4.15 to 5.45 pm, 3 May 2016, Room 780, UCL Institute of Education, 20 Bedford Way, London WC1H 0AL
Presenter: Professor Sheng-Ju Chan
As a vibrant economic entity in East Asia, Taiwan has been well-known internationally for its flexibility and efficiency. However, the country’s prosperity is under serious challenge due to the emerging phenomena of worsening labour markets and stagnant social mobility for the younger generation. This paper starts with a concise analysis of the changing demographic composition in Taiwan, for which the author adopts a longitudinal perspective in order to examine critically current employment scenarios by using unemployment rates and wage levels. The results show that university graduates face seriously declining wage levels and unstable career trajectories. Such structural transformation in turn constitutes a major barrier for upward social mobility in the long term. The conclusion suggests that demographic factors, higher education and training, and workforce/employment issues must be seen as a collective whole in order to address these developmental challenges.
Sheng-Ju Chan is a Professor at the Graduate Institute of Education, National Chung Cheng University, Taiwan. His areas of special interests are higher education policy, comparative education, and higher education management.
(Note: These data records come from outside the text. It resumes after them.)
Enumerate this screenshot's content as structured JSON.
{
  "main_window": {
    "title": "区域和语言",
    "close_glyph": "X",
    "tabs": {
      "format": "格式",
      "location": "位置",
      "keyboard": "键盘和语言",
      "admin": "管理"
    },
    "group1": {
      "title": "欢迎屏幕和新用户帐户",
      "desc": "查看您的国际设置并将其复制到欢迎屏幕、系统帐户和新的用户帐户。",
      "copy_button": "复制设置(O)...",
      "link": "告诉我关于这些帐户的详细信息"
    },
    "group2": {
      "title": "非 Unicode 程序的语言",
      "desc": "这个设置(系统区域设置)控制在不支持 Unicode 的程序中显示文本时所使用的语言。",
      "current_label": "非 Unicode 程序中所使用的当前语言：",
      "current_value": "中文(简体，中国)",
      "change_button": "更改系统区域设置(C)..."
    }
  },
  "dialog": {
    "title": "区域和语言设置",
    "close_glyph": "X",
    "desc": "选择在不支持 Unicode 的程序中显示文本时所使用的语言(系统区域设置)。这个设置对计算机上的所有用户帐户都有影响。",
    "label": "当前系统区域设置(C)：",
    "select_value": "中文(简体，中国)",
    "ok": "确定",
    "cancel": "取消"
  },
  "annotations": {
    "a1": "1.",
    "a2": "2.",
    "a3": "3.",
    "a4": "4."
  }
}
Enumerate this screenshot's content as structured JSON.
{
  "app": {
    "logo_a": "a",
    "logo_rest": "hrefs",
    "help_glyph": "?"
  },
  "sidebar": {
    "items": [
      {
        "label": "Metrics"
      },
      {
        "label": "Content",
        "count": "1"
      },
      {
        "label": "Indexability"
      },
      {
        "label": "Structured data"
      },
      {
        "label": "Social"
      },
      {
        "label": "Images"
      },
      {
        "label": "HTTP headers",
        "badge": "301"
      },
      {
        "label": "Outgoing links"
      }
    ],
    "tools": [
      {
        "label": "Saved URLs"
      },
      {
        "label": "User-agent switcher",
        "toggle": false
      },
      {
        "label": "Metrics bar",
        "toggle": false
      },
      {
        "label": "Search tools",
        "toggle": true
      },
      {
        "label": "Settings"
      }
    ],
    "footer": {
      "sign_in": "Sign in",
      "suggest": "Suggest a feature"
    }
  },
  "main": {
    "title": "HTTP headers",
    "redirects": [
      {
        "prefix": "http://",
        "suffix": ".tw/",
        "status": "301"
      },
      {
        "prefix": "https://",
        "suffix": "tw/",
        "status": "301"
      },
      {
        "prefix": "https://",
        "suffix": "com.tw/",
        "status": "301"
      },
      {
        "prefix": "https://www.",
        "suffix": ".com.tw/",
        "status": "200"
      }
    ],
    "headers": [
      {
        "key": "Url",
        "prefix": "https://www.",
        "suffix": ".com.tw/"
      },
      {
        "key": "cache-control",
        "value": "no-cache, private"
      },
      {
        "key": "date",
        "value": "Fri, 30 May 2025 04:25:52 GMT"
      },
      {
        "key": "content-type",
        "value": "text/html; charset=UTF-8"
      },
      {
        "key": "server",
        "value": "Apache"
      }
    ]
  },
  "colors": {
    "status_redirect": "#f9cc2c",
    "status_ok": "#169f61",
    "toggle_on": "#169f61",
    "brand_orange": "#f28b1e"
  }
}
He is Co-editor of the book series, Higher Education in Asia (published by Springer) and is Associate Editor of Asian Education Development Studies (published by Emerald). He was Secretary-General of the Chinese Taipei Comparative Education Society from 2010 to 2014. An author of over 30 articles in refereed journals and PI for over 10 major international and comparative research projects, he is an expert in higher education and comparative education in Taiwan and East Asia more generally.
Sheng-Ju Chan has received a research grant from the Ministry of Science and Technology, Taiwan for international sabbatical leave and is currently a Visiting Professor at UCL, affiliated to LLAKES.
This event is sponsored by the Centre of Taiwan Studies, School of Oriental and African Studies, University of London.